▶ _Task instructions_:
Output the entries below exactly as written, omitting pictures.

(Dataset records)

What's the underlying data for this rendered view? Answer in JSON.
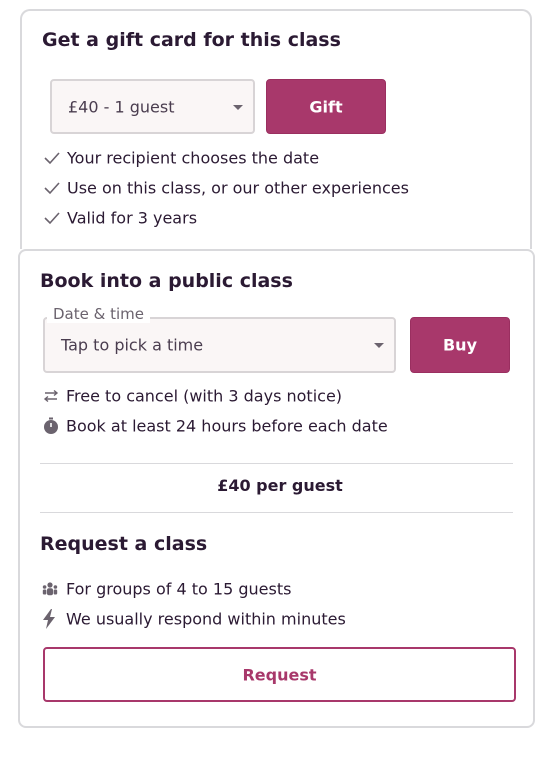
{
  "gift": {
    "title": "Get a gift card for this class",
    "select_value": "£40 - 1 guest",
    "button_label": "Gift",
    "features": [
      {
        "icon": "check-icon",
        "text": "Your recipient chooses the date"
      },
      {
        "icon": "check-icon",
        "text": "Use on this class, or our other experiences"
      },
      {
        "icon": "check-icon",
        "text": "Valid for 3 years"
      }
    ]
  },
  "public_class": {
    "title": "Book into a public class",
    "date_label": "Date & time",
    "date_placeholder": "Tap to pick a time",
    "button_label": "Buy",
    "features": [
      {
        "icon": "swap-arrows-icon",
        "text": "Free to cancel (with 3 days notice)"
      },
      {
        "icon": "stopwatch-icon",
        "text": "Book at least 24 hours before each date"
      }
    ],
    "price": "£40 per guest"
  },
  "request": {
    "title": "Request a class",
    "features": [
      {
        "icon": "group-icon",
        "text": "For groups of 4 to 15 guests"
      },
      {
        "icon": "lightning-icon",
        "text": "We usually respond within minutes"
      }
    ],
    "button_label": "Request"
  },
  "colors": {
    "brand": "#a8386b",
    "text": "#2b1a33",
    "border": "#d9d9dc",
    "select_bg": "#faf6f6"
  }
}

▶ _Output for this task_:
What's the underlying data for this rendered view? Answer in JSON.
{
  "gift": {
    "title": "Get a gift card for this class",
    "select_value": "£40 - 1 guest",
    "button_label": "Gift",
    "features": [
      {
        "icon": "check-icon",
        "text": "Your recipient chooses the date"
      },
      {
        "icon": "check-icon",
        "text": "Use on this class, or our other experiences"
      },
      {
        "icon": "check-icon",
        "text": "Valid for 3 years"
      }
    ]
  },
  "public_class": {
    "title": "Book into a public class",
    "date_label": "Date & time",
    "date_placeholder": "Tap to pick a time",
    "button_label": "Buy",
    "features": [
      {
        "icon": "swap-arrows-icon",
        "text": "Free to cancel (with 3 days notice)"
      },
      {
        "icon": "stopwatch-icon",
        "text": "Book at least 24 hours before each date"
      }
    ],
    "price": "£40 per guest"
  },
  "request": {
    "title": "Request a class",
    "features": [
      {
        "icon": "group-icon",
        "text": "For groups of 4 to 15 guests"
      },
      {
        "icon": "lightning-icon",
        "text": "We usually respond within minutes"
      }
    ],
    "button_label": "Request"
  },
  "colors": {
    "brand": "#a8386b",
    "text": "#2b1a33",
    "border": "#d9d9dc",
    "select_bg": "#faf6f6"
  }
}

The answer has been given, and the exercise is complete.